-          We had some ingredients on hand (Orange juice, honey, etc.)  Before I make my meal plan, I assess what I have in the cabinets, or the fridge.  I would not have picked Orange Honey Tofu if we had to buy everything for it. 
Without further ado, here’s our grocery shopping trip breakdown! 
Ground beed 85% lean $3.09/lb
Chourico  $2.99/lb
Romaine hearts (pkg/3) $2.00/pkg
Gala apples $0.99/lb
Red peppers $2.99/lb
Tofu, extra firm $2.19/pkg
Green pepper $1.49/lb
Zucchini $1.29/lb
Crown broccoli 1.29/lb
Sleeve garlic  $0.25/bulb
Eggplant $0.99/lb
Vidalia onion $0.89/lb
Bananas $0.39/lb
Shoepeg corn $1.00/16 oz pkg
Shredded mozz (RF) $2.00/8 oz pkg
Crumbled feta $2.69/6 oz pkg
Butter $2.69/pkg (4 sticks)
Shredded cheddar (fancy) $1.89/8 oz pkg
Sour cream $1.19/16 oz pkg
Tortilla chips $5.99/32 oz pkg
Tuna $1.25/can
Brown rice  $3.99/80 oz
Vegetable stock   $2.99/32 oz pkg
Lentils $0.99/16 oz pkg
Bleach $1.59/gallon

I know it's a bit difficult to read.  I'm working on formatting the list to be more user friendly.  I shop at Market Basket (best prices ever.)

Saturday, September 3, 2011

Tips for Small KItchen Organization

Hi guys!

Friday night I was reorganizing our kitchen cabinets (I know, big weekend over here) and I was thinking about the ways we have adapted to our small house & kitchen.  So I figured I'd share some tips for keeping your sanity in a small kitchen, whether it's a dorm, apartment, or starter house.  

  Here's our little kitchen.  It's an L shaped kitchen, and while it's a decent size for our house, for two people who love to cook, eat, and entertain, it's pretty minuscule.  

We also hate (like HAAAATEEEE) cluttered surfaces & try to keep appliances out to a minimum.  

So here are my tips for keeping your adorably small kitchen functional and presentable.

First tip is- choose your furniture very wisely.  Here is a picture of our original kitchen.  As you can see, the biggest change is the island.  It was built in, and it did give us added counter/cabinet space, so it did have good points.  However, it was also three feet wide.  And the refrigerator couldn't open all the way because it hit the counter.  

So since the island took up a LOT of valuable floor space, we knew we wanted to switch it up when we redid the floors.  

Here's tip 1.2 . Don't rush into anything.  We took about 6 months to pick out that Ikea beauty up there, and I'm glad we waited.  We actually went to Ikea three times to look at it before we purchased anything.  Don't be afraid to think outside the box- this was supposed to be a bar.  And don't be afraid to customize.  Eric took about 10 inches off each side of this to make it fit our kitchen perfectly. And he sanded & finished it so perfectly, you wouldn't even know it. (Love him!) 

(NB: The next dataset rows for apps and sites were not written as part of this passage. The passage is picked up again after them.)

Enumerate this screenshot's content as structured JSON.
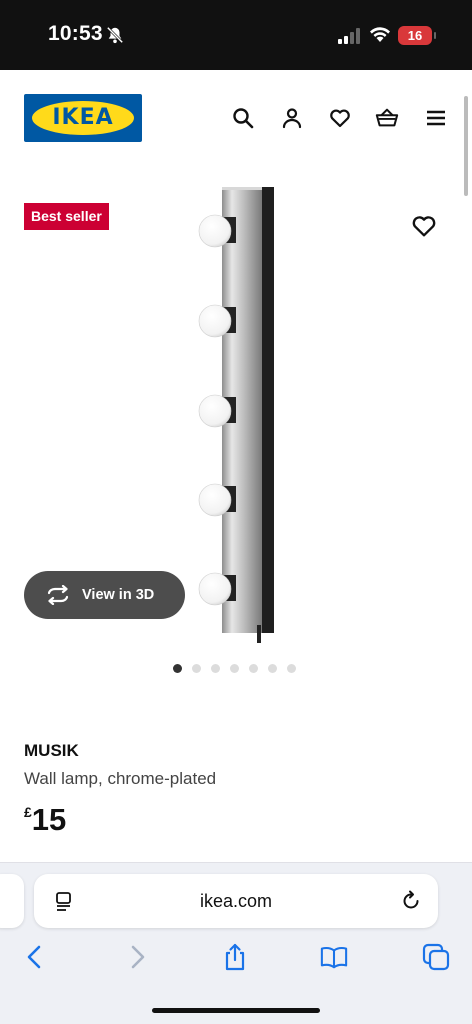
{
  "status": {
    "time": "10:53",
    "battery": "16",
    "icons": [
      "bell-slash-icon",
      "signal-icon",
      "wifi-icon",
      "battery-icon"
    ]
  },
  "header": {
    "logo_text": "IKEA",
    "icons": [
      "search-icon",
      "account-icon",
      "heart-icon",
      "basket-icon",
      "menu-icon"
    ],
    "colors": {
      "brand_blue": "#0058a3",
      "brand_yellow": "#ffda1a"
    }
  },
  "product": {
    "badge": "Best seller",
    "badge_color": "#cc0033",
    "view3d_label": "View in 3D",
    "carousel": {
      "count": 7,
      "active": 1
    },
    "name": "MUSIK",
    "description": "Wall lamp, chrome-plated",
    "price_currency": "£",
    "price_value": "15"
  },
  "browser": {
    "url": "ikea.com",
    "buttons": [
      "back-icon",
      "forward-icon",
      "share-icon",
      "bookmarks-icon",
      "tabs-icon"
    ],
    "accent": "#1a73e8"
  }
}
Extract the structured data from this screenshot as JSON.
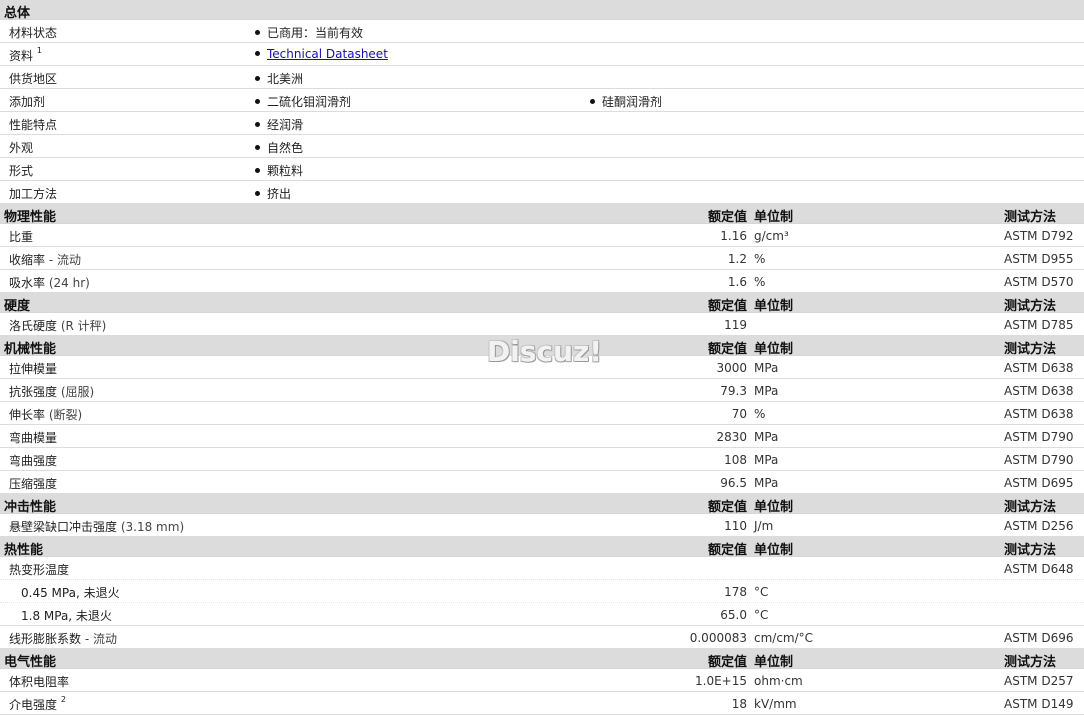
{
  "general": {
    "title": "总体",
    "rows": [
      {
        "label": "材料状态",
        "items": [
          "已商用：当前有效"
        ]
      },
      {
        "label": "资料",
        "sup": "1",
        "items": [
          "Technical Datasheet"
        ],
        "link": true
      },
      {
        "label": "供货地区",
        "items": [
          "北美洲"
        ]
      },
      {
        "label": "添加剂",
        "items": [
          "二硫化钼润滑剂",
          "硅酮润滑剂"
        ]
      },
      {
        "label": "性能特点",
        "items": [
          "经润滑"
        ]
      },
      {
        "label": "外观",
        "items": [
          "自然色"
        ]
      },
      {
        "label": "形式",
        "items": [
          "颗粒料"
        ]
      },
      {
        "label": "加工方法",
        "items": [
          "挤出"
        ]
      }
    ]
  },
  "col_headers": {
    "value": "额定值",
    "unit": "单位制",
    "method": "测试方法"
  },
  "sections": [
    {
      "title": "物理性能",
      "rows": [
        {
          "label": "比重",
          "value": "1.16",
          "unit": "g/cm³",
          "method": "ASTM D792"
        },
        {
          "label": "收缩率",
          "suffix": "- 流动",
          "value": "1.2",
          "unit": "%",
          "method": "ASTM D955"
        },
        {
          "label": "吸水率",
          "suffix": "(24 hr)",
          "value": "1.6",
          "unit": "%",
          "method": "ASTM D570"
        }
      ]
    },
    {
      "title": "硬度",
      "rows": [
        {
          "label": "洛氏硬度",
          "suffix": "(R 计秤)",
          "value": "119",
          "unit": "",
          "method": "ASTM D785"
        }
      ]
    },
    {
      "title": "机械性能",
      "rows": [
        {
          "label": "拉伸模量",
          "value": "3000",
          "unit": "MPa",
          "method": "ASTM D638"
        },
        {
          "label": "抗张强度",
          "suffix": "(屈服)",
          "value": "79.3",
          "unit": "MPa",
          "method": "ASTM D638"
        },
        {
          "label": "伸长率",
          "suffix": "(断裂)",
          "value": "70",
          "unit": "%",
          "method": "ASTM D638"
        },
        {
          "label": "弯曲模量",
          "value": "2830",
          "unit": "MPa",
          "method": "ASTM D790"
        },
        {
          "label": "弯曲强度",
          "value": "108",
          "unit": "MPa",
          "method": "ASTM D790"
        },
        {
          "label": "压缩强度",
          "value": "96.5",
          "unit": "MPa",
          "method": "ASTM D695"
        }
      ]
    },
    {
      "title": "冲击性能",
      "rows": [
        {
          "label": "悬壁梁缺口冲击强度",
          "suffix": "(3.18 mm)",
          "value": "110",
          "unit": "J/m",
          "method": "ASTM D256"
        }
      ]
    },
    {
      "title": "热性能",
      "rows": [
        {
          "label": "热变形温度",
          "value": "",
          "unit": "",
          "method": "ASTM D648",
          "nob": true
        },
        {
          "label": "0.45 MPa, 未退火",
          "indent": true,
          "value": "178",
          "unit": "°C",
          "method": "",
          "nob": true
        },
        {
          "label": "1.8 MPa, 未退火",
          "indent": true,
          "value": "65.0",
          "unit": "°C",
          "method": ""
        },
        {
          "label": "线形膨胀系数",
          "suffix": "- 流动",
          "value": "0.000083",
          "unit": "cm/cm/°C",
          "method": "ASTM D696"
        }
      ]
    },
    {
      "title": "电气性能",
      "rows": [
        {
          "label": "体积电阻率",
          "value": "1.0E+15",
          "unit": "ohm·cm",
          "method": "ASTM D257"
        },
        {
          "label": "介电强度",
          "sup": "2",
          "value": "18",
          "unit": "kV/mm",
          "method": "ASTM D149"
        }
      ]
    }
  ],
  "watermark": "Discuz!"
}
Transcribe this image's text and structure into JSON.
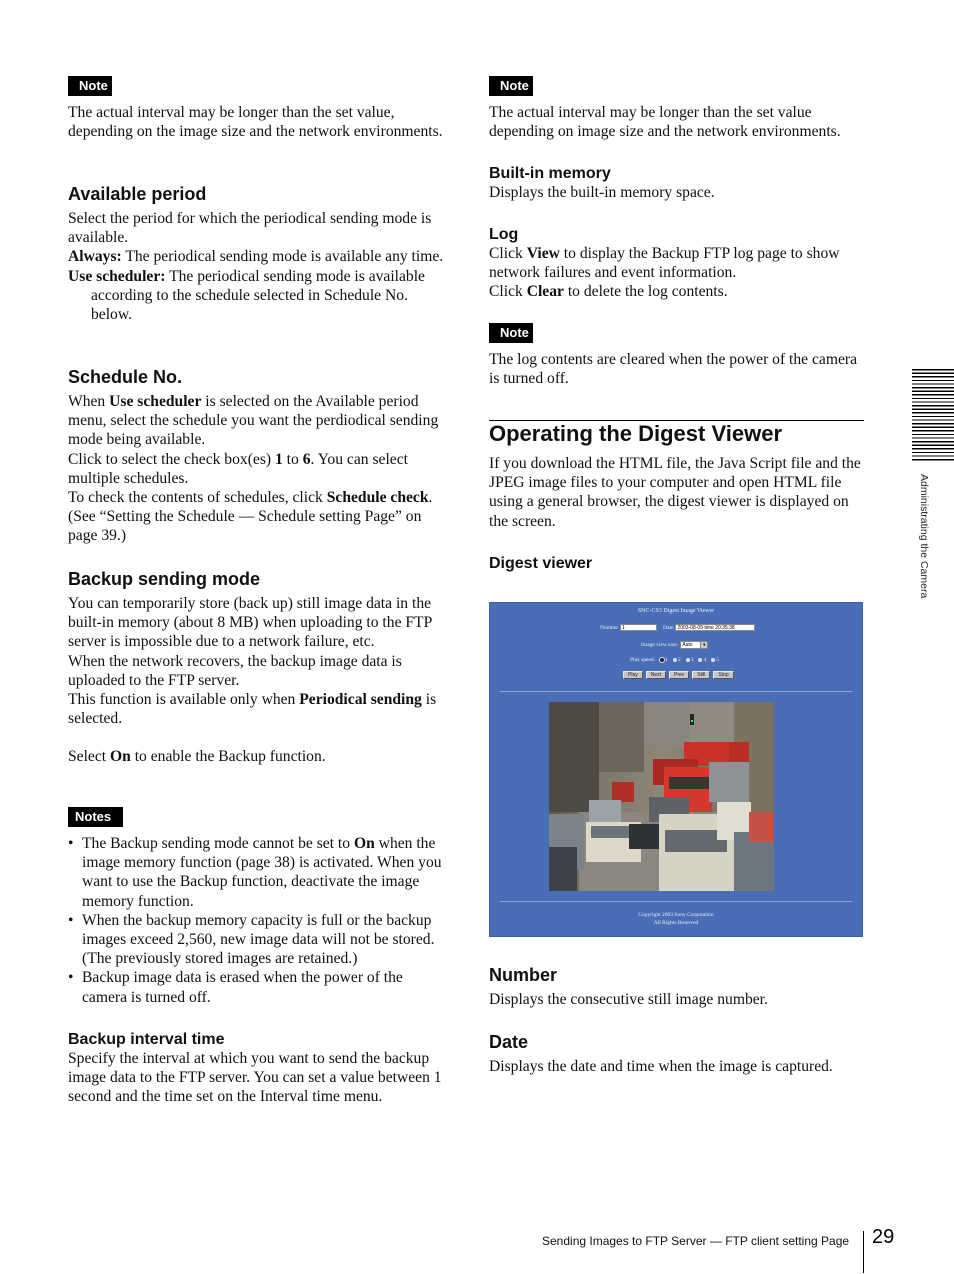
{
  "left": {
    "note1": {
      "tag": "Note",
      "text": "The actual interval may be longer than the set value, depending on the image size and the network environments."
    },
    "available_period": {
      "heading": "Available period",
      "intro": "Select the period for which the periodical sending mode is available.",
      "always_label": "Always:",
      "always_text": " The periodical sending mode is available any time.",
      "scheduler_label": "Use scheduler:",
      "scheduler_text": " The periodical sending mode is available according to the schedule selected in Schedule No. below."
    },
    "schedule_no": {
      "heading": "Schedule No.",
      "p1_a": "When ",
      "p1_b": "Use scheduler",
      "p1_c": " is selected on the Available period menu, select the schedule you want the perdiodical sending mode being available.",
      "p2_a": "Click to select the check box(es) ",
      "p2_b": "1",
      "p2_c": " to ",
      "p2_d": "6",
      "p2_e": ".  You can select multiple schedules.",
      "p3_a": "To check the contents of schedules, click ",
      "p3_b": "Schedule check",
      "p3_c": ".  (See “Setting the Schedule — Schedule setting Page” on page 39.)"
    },
    "backup_mode": {
      "heading": "Backup sending mode",
      "p1": "You can temporarily store (back up) still image data in the built-in memory (about 8 MB) when uploading to the FTP server is impossible due to a network failure, etc.",
      "p2": "When the network recovers, the backup image data is uploaded to the FTP server.",
      "p3_a": "This function is available only when ",
      "p3_b": "Periodical sending",
      "p3_c": " is selected.",
      "p4_a": "Select ",
      "p4_b": "On",
      "p4_c": " to enable the Backup function."
    },
    "notes": {
      "tag": "Notes",
      "b1_a": "The Backup sending mode cannot be set to ",
      "b1_b": "On",
      "b1_c": " when the image memory function (page 38) is activated. When you want to use the Backup function, deactivate the image memory function.",
      "b2": "When the backup memory capacity is full or the backup images exceed 2,560, new image data will not be stored. (The previously stored images are retained.)",
      "b3": "Backup image data is erased when the power of the camera is turned off."
    },
    "backup_interval": {
      "heading": "Backup interval time",
      "text": "Specify the interval at which you want to send the backup image data to the FTP server. You can set a value between 1 second and the time set on the Interval time menu."
    }
  },
  "right": {
    "note1": {
      "tag": "Note",
      "text": "The actual interval may be longer than the set value depending on image size and the network environments."
    },
    "builtin_memory": {
      "heading": "Built-in memory",
      "text": "Displays the built-in memory space."
    },
    "log": {
      "heading": "Log",
      "p1_a": "Click ",
      "p1_b": "View",
      "p1_c": " to display the Backup FTP log page to show network failures and event information.",
      "p2_a": "Click ",
      "p2_b": "Clear",
      "p2_c": " to delete the log contents."
    },
    "note2": {
      "tag": "Note",
      "text": "The log contents are cleared when the power of the camera is turned off."
    },
    "section_title": "Operating the Digest Viewer",
    "section_intro": "If you download the HTML file, the Java Script file and the JPEG image files  to your computer and open HTML file using a general browser, the digest viewer is displayed on the screen.",
    "digest_viewer_heading": "Digest viewer",
    "viewer": {
      "title": "SNC-CS3  Digest Image Viewer",
      "number_label": "Number",
      "number_value": "1",
      "date_label": "Date",
      "date_value": "2003-08-05  time  20:35:38",
      "view_size_label": "Image view size:",
      "view_size_value": "Auto",
      "play_speed_label": "Play speed:",
      "speeds": [
        "1",
        "2",
        "3",
        "4",
        "5"
      ],
      "selected_speed": "1",
      "buttons": [
        "Play",
        "Next",
        "Prev",
        "Still",
        "Stop"
      ],
      "copyright_1": "Copyright 2003 Sony Corporation",
      "copyright_2": "All Rights Reserved"
    },
    "number": {
      "heading": "Number",
      "text": "Displays the consecutive still image number."
    },
    "date": {
      "heading": "Date",
      "text": "Displays the date and time when the image is captured."
    }
  },
  "side_tab": "Administrating the Camera",
  "footer": {
    "running_title": "Sending Images to FTP Server — FTP client setting Page",
    "page_number": "29"
  }
}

We also replaced our fridge over time. The design of this one wasn't really working for us (it jutted out really far in front of the counter) andddddd it caught on fire.  (Yes, on fire)  So when we replaced, we didn't have much time to decide, but we are happy with what we picked out- side by side, with a water dispenser, and it's shallow (like me!) so it gives a much more natural entry way to the kitchen. 

More tips coming in part two of this post!